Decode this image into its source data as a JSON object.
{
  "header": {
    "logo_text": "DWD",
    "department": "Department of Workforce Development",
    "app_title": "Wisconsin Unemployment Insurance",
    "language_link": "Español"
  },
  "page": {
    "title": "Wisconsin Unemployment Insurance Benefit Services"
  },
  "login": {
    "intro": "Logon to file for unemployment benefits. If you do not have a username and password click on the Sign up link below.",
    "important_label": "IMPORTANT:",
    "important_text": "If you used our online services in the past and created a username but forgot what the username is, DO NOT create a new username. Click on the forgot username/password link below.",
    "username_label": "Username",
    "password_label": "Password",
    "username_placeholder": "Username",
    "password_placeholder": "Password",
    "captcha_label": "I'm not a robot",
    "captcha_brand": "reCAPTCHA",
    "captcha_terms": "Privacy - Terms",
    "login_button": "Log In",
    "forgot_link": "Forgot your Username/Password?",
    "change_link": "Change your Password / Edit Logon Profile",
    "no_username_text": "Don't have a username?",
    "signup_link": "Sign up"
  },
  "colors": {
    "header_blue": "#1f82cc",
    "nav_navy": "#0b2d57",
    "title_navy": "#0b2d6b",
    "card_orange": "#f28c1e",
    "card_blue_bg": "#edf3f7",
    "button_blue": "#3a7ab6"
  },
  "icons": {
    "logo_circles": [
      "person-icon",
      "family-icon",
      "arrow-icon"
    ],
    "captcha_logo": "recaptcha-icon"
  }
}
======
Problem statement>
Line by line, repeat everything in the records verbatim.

Answer to this exercise>
Decode this image into its source data as a JSON object.
{
  "header": {
    "logo_text": "DWD",
    "department": "Department of Workforce Development",
    "app_title": "Wisconsin Unemployment Insurance",
    "language_link": "Español"
  },
  "page": {
    "title": "Wisconsin Unemployment Insurance Benefit Services"
  },
  "login": {
    "intro": "Logon to file for unemployment benefits. If you do not have a username and password click on the Sign up link below.",
    "important_label": "IMPORTANT:",
    "important_text": "If you used our online services in the past and created a username but forgot what the username is, DO NOT create a new username. Click on the forgot username/password link below.",
    "username_label": "Username",
    "password_label": "Password",
    "username_placeholder": "Username",
    "password_placeholder": "Password",
    "captcha_label": "I'm not a robot",
    "captcha_brand": "reCAPTCHA",
    "captcha_terms": "Privacy - Terms",
    "login_button": "Log In",
    "forgot_link": "Forgot your Username/Password?",
    "change_link": "Change your Password / Edit Logon Profile",
    "no_username_text": "Don't have a username?",
    "signup_link": "Sign up"
  },
  "colors": {
    "header_blue": "#1f82cc",
    "nav_navy": "#0b2d57",
    "title_navy": "#0b2d6b",
    "card_orange": "#f28c1e",
    "card_blue_bg": "#edf3f7",
    "button_blue": "#3a7ab6"
  },
  "icons": {
    "logo_circles": [
      "person-icon",
      "family-icon",
      "arrow-icon"
    ],
    "captcha_logo": "recaptcha-icon"
  }
}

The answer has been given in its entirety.